  • 52. blu38582_ch01_001-034.qxd 8/18/10 10:13 Page 13 Section 1–4 Observational and Experimental Studies Table 1–4 Random Systematic Stratified Cluster Interesting Facts Older Americans are less likely to sacrifice happiness for a higherpaying job. According to one survey, 38% of those aged 18–29 said they would choose more money over happiness, while only 3% of those over 65 would. 13 Summary of Sampling Methods Subjects are selected by random numbers. Subjects are selected by using every kth number after the first subject is randomly selected from 1 through k. Subjects are selected by dividing up the population into groups (strata), and subjects are randomly selected within groups. Subjects are selected by using an intact group that is representative of the population. subjects that are convenient.
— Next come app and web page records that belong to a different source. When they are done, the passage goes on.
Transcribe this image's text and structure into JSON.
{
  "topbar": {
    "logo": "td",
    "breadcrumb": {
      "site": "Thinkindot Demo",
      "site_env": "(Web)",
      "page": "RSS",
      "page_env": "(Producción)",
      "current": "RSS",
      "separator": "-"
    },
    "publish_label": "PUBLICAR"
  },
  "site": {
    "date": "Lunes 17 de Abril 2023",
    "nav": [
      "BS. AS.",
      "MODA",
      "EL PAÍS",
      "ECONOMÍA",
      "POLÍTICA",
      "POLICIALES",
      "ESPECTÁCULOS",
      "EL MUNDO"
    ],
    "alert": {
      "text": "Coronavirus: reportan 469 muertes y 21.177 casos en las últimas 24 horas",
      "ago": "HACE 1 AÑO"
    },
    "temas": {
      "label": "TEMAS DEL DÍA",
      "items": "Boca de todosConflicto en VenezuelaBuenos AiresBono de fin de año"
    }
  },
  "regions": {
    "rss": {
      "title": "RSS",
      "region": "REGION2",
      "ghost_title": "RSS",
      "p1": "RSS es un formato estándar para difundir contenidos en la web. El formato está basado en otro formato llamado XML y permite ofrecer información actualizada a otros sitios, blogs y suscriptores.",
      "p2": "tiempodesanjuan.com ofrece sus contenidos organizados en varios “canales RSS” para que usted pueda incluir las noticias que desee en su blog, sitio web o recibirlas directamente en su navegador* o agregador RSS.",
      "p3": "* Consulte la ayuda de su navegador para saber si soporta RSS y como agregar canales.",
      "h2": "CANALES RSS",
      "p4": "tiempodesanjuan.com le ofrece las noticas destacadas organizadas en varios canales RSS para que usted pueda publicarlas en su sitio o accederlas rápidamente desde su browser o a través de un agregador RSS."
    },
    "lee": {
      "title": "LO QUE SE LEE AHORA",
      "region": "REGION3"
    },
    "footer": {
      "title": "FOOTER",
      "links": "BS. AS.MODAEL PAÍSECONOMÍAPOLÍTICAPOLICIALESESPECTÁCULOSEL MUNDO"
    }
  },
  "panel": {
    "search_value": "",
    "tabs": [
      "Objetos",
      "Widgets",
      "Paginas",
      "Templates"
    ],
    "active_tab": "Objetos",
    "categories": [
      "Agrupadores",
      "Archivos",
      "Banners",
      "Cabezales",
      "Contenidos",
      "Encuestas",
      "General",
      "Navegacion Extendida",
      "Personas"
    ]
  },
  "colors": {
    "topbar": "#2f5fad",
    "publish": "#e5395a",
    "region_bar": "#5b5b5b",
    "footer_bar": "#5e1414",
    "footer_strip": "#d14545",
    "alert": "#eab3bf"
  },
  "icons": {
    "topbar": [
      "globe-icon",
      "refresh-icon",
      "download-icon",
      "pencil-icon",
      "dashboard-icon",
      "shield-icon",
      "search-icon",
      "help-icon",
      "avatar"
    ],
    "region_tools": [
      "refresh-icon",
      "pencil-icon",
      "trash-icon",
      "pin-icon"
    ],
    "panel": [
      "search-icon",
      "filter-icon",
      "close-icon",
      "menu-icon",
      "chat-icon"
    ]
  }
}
For example, the researcher may interview subjects entering a local mall to determine the nature of their visit or perhaps what stores they will be patronizing. This sample is probably not representative of the general customers for several reasons. For one thing, it was probably taken at a specific time of day, so not all customers entering the mall have an equal chance of being selected since they were not there when the survey was being conducted. But convenience samples can be representative of the population. If the researcher investigates the characteristics of the population and determines that the sample is representative, then it can be used. Other sampling techniques, such as sequential sampling, double sampling, and multistage sampling, are explained in Chapter 14, along with a more detailed explanation of the four basic sampling techniques. Applying the Concepts 1–3 American Culture and Drug Abuse Assume you are a member of the Family Research Council and have become increasingly concerned about the drug use by professional sports players. You set up a plan and conduct a survey on how people believe the American culture (television, movies, magazines, and popular music) influences illegal drug use. Your survey consists of 2250 adults and adolescents from around the country. A consumer group petitions you for more information about your survey. Answer the following questi